The chief executive of the China Australia Millennial Project who changed her name from ‘Andrea’ to ‘Andrew’ on LinkedIn says there are plenty of opportunities for the professional development platform to install new features like warnings to users who behave badly on the platform. In a post on Mumbrella this week, Andrea Myles recounts how she changed her identity on the networking platform and added a stock image of a male chief executive as her profile picture.
A Dublin business known for courting controversy is not backing down after banning all bloggers in the fallout of a public feud with a social media influencer who asked for free accommodation over the Valentine’s Day weekend. The owner of the White Moose café, which operates the Charlieville lodge, announced in a Facebook post last week that bloggers were now banned, reflecting on the “sense of entitlement” from the blogging community around what expect for free from businesses.
The world is full of business courses, but entrepreneurs regularly tell SmartCompany and StartupSmart that it’s the school of experience, rather than a top tier university, that has secured them the best chance at business success. Beyond skills in planning, strategy and presentations, business founders say cultivating qualities that help them deal with people has been invaluable to their company’s growth.
Muck Rack makes it simple to find people, tweets, or articles that mention any name, keyword, company, hashtag etc. We've compiled this guide to help you make the most of your search.
Selecting a term
Start searching tweets, articles from media outlets, articles mentioned in tweets, journalists'
names, titles and bios with some suggested searches:
Companies or Topics (e.g. iPhone, Microsoft)
Phrases (e.g. "cloud computing") — use quotes to keep the terms together
Twitter handles (e.g. @username) — returns those who have mentioned or replied to
Names (e.g. "David Pogue")
Hashtags (e.g. #sxsw, #london2012)
Bio details (e.g. vegan, Olympics, father)
Muck Rack's Advanced Search allows for many boolean operators.
Find results that mention multiple specified terms, use AND or
+. For example, ensure each result contains both Elon Musk and Mark Zuckerberg by
searching Musk AND Zuckerberg or Musk + Zuckerberg.
Use the operators OR or , to broaden your search when you'd like either of
multiple terms to appear in results. (This is the default behavior of our search when no operators
are used). For example, results will contain either cake or cookie by searching cake OR cookie or cake,cookie
Use NOT or - to subtract results from your search.

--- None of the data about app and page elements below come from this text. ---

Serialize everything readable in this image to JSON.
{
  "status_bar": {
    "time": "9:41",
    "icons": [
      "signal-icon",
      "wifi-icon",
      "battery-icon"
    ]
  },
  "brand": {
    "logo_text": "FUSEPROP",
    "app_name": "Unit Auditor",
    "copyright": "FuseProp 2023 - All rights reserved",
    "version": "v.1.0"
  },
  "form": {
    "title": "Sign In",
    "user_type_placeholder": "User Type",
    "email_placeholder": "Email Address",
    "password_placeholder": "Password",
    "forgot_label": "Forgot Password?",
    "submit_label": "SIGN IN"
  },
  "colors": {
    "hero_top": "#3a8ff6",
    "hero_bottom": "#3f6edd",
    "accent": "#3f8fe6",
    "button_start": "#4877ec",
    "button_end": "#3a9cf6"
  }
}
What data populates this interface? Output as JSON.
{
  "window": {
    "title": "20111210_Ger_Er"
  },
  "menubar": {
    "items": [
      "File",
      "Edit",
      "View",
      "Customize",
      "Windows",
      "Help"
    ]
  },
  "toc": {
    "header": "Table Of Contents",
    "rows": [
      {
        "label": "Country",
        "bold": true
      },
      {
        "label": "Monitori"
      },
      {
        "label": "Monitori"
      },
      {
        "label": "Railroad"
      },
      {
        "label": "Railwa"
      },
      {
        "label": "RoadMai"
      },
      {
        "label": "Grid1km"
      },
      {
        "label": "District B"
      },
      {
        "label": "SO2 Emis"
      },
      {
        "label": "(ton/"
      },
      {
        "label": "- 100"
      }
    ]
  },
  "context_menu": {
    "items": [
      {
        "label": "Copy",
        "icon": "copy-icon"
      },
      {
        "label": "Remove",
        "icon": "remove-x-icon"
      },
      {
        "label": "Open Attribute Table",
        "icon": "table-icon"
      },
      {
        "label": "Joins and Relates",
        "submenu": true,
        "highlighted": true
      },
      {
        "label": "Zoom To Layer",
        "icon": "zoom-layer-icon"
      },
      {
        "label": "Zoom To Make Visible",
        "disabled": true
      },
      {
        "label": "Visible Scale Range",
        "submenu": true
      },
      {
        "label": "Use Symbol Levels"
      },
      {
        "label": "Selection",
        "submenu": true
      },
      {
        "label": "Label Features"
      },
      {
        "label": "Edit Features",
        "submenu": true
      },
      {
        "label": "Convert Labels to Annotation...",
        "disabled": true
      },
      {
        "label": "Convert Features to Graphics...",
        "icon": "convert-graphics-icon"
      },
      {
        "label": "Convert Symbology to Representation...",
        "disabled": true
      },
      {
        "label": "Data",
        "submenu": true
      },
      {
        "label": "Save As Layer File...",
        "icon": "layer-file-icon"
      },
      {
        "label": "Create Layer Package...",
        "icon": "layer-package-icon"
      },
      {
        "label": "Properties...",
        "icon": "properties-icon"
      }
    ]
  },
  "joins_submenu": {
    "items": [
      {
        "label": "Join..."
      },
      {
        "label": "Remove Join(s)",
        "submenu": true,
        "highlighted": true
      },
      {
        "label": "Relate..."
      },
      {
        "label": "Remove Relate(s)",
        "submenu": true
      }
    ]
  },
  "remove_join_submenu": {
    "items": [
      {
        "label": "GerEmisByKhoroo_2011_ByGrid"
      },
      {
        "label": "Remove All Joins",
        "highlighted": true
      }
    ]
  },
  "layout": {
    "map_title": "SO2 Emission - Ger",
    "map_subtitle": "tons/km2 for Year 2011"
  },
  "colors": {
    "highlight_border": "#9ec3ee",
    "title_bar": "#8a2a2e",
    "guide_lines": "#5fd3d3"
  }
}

For
example, searching Disney will yield results about the Walt Disney Company as well as Walt Disney
World Resort. To exclude mentions of Disney World, search for Disney -World or Disney
When using one of these operators with a phrase, enclose it in quotation marks. For example, you can
find results about smartphones excluding Apple's iPhone 4S by searching smartphone -"iPhone
Exact case matching or punctuation
If you're searching for a brand name or keyword that relies on specific punctuation marks or capitalization, you can
find results that match your exact query by adding matchcase: before the keyword you're searching for, like matchcase:E*TRADE .
Use parentheses to separate multiple
boolean phrases. For example, to find journalists talking about having fun in Disney World or
Disneyland, search for ("disney world" OR disneyland) AND fun.
An asterisk can be used to search for any variation of a root word truncated by the asterisk. For example, searching for admin* will return results for administrator, administration, administer, administered, etc.
A near operator is an AND operator where you can control the distance between the words. You can vary the distance the near operation uses by adding a forward slash and number (between 0-99) such as strawberries NEAR/10 "whipped cream", which means the strawberries must exist within 10 words of "whipped cream".